NETWORKS: We will disseminate the results of our project through the Midwest Organic Tree Fruit Association, the University of Wisconsin – Madison Agriculture Innovation Center, The MOSES Rural Women’s Project, the Agriculture and Energy Resource Center in Ashland, Wisconsin, The Land Stewardship Project, and the Lake Superior and Crow River Chapters of the Sustainable Farming Association of Minnesota.
CONFERENCE PRESENTATIONS: We would propose a presentation of our findings at the 2013 conference of the Midwest Organic and Sustainable Education Service (MOSES) in LaCrosse, the ACRES conference, and the conference of the Wisconsin Local Food Network.
INTERNET: We would also post information on our farm websites, Farm Facebook pages, Linked In, and grower groups, and share results through a You-Tube video.
CUSTOMERS: Insights from behavioral economics reveal that customers can be greatly influenced by peers and by information passed on to them by people they know. Our research actively engages our customer base in helping determine the best possible uses, markets, and health benefits of the fruits we are growing.
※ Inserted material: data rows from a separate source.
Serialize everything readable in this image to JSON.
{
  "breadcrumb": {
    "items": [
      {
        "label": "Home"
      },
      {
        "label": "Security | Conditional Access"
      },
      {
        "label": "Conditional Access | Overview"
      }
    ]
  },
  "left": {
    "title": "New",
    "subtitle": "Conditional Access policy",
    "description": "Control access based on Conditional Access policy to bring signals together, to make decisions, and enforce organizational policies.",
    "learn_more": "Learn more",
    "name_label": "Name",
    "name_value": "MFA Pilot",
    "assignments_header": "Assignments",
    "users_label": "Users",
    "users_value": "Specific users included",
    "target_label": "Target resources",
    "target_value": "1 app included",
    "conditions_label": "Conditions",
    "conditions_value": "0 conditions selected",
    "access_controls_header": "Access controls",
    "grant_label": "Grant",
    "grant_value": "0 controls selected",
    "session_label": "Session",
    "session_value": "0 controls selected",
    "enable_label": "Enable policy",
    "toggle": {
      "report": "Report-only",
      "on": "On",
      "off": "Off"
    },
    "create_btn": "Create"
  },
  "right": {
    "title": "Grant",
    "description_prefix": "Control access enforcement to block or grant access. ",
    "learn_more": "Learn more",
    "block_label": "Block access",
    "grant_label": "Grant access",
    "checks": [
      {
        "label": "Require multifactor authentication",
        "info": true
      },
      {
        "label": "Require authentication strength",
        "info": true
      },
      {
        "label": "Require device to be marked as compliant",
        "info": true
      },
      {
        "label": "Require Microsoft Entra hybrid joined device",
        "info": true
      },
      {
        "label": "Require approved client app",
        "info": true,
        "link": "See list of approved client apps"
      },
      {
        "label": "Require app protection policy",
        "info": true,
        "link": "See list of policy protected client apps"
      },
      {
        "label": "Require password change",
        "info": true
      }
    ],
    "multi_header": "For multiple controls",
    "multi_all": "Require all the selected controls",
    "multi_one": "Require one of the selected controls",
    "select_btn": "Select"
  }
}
EDUCATIONAL MATERIALS: We will also do a fact sheet on recommended business model that features tips for incorporating small fruit in existing orchards and perennial plantings and steps for direct marketing of small berry crops in the Midwest.
OTHER: in addition to the networks listed above, publicity and outreach support will come from MACSAC the Madison Area Community Supported Agriculture Coalition, Edible Madison, Women Food and Agriculture Network, Slow Food chapters, the Wisconsin Farmer’s Union, and FRESH a publication for the Wisconsin fresh fruit and vegetable associations.